What this task involves: Return the entries exactly as they appear.

Input material:
^^^^
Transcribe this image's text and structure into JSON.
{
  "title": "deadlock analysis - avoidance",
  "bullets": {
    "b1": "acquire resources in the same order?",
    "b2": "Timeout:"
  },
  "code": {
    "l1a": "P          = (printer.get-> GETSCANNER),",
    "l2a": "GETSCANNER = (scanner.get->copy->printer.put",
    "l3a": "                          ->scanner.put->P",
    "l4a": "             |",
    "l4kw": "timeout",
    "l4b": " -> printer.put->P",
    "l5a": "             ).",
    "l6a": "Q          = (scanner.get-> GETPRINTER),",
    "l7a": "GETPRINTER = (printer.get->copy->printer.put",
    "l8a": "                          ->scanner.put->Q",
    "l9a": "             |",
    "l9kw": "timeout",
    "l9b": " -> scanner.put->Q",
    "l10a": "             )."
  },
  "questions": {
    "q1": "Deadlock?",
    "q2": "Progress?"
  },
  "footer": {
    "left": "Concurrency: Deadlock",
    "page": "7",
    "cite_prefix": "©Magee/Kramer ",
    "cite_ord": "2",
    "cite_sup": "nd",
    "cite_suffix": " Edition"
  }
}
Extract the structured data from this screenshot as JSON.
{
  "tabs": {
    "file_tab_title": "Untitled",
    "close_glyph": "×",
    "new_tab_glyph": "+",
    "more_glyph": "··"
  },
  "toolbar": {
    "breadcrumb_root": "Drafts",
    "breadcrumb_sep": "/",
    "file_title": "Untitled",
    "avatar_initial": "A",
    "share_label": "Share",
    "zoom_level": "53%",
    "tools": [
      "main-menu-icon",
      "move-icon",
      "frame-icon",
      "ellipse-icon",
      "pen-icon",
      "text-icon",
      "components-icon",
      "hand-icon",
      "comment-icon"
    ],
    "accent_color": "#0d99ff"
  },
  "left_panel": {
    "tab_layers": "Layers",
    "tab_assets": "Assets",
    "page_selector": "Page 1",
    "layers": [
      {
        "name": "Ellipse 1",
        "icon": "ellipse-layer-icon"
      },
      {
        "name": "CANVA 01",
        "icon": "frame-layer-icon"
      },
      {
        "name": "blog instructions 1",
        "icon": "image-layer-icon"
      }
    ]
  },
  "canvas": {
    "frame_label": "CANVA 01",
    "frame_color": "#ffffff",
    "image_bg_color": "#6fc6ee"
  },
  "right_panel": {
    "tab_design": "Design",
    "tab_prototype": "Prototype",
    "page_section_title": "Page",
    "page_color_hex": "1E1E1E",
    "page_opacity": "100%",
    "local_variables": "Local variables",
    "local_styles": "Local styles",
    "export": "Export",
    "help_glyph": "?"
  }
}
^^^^
Reply:
Transcribe this image's text and structure into JSON.
{
  "title": "deadlock analysis - avoidance",
  "bullets": {
    "b1": "acquire resources in the same order?",
    "b2": "Timeout:"
  },
  "code": {
    "l1a": "P          = (printer.get-> GETSCANNER),",
    "l2a": "GETSCANNER = (scanner.get->copy->printer.put",
    "l3a": "                          ->scanner.put->P",
    "l4a": "             |",
    "l4kw": "timeout",
    "l4b": " -> printer.put->P",
    "l5a": "             ).",
    "l6a": "Q          = (scanner.get-> GETPRINTER),",
    "l7a": "GETPRINTER = (printer.get->copy->printer.put",
    "l8a": "                          ->scanner.put->Q",
    "l9a": "             |",
    "l9kw": "timeout",
    "l9b": " -> scanner.put->Q",
    "l10a": "             )."
  },
  "questions": {
    "q1": "Deadlock?",
    "q2": "Progress?"
  },
  "footer": {
    "left": "Concurrency: Deadlock",
    "page": "7",
    "cite_prefix": "©Magee/Kramer ",
    "cite_ord": "2",
    "cite_sup": "nd",
    "cite_suffix": " Edition"
  }
}
Extract the structured data from this screenshot as JSON.
{
  "tabs": {
    "file_tab_title": "Untitled",
    "close_glyph": "×",
    "new_tab_glyph": "+",
    "more_glyph": "··"
  },
  "toolbar": {
    "breadcrumb_root": "Drafts",
    "breadcrumb_sep": "/",
    "file_title": "Untitled",
    "avatar_initial": "A",
    "share_label": "Share",
    "zoom_level": "53%",
    "tools": [
      "main-menu-icon",
      "move-icon",
      "frame-icon",
      "ellipse-icon",
      "pen-icon",
      "text-icon",
      "components-icon",
      "hand-icon",
      "comment-icon"
    ],
    "accent_color": "#0d99ff"
  },
  "left_panel": {
    "tab_layers": "Layers",
    "tab_assets": "Assets",
    "page_selector": "Page 1",
    "layers": [
      {
        "name": "Ellipse 1",
        "icon": "ellipse-layer-icon"
      },
      {
        "name": "CANVA 01",
        "icon": "frame-layer-icon"
      },
      {
        "name": "blog instructions 1",
        "icon": "image-layer-icon"
      }
    ]
  },
  "canvas": {
    "frame_label": "CANVA 01",
    "frame_color": "#ffffff",
    "image_bg_color": "#6fc6ee"
  },
  "right_panel": {
    "tab_design": "Design",
    "tab_prototype": "Prototype",
    "page_section_title": "Page",
    "page_color_hex": "1E1E1E",
    "page_opacity": "100%",
    "local_variables": "Local variables",
    "local_styles": "Local styles",
    "export": "Export",
    "help_glyph": "?"
  }
}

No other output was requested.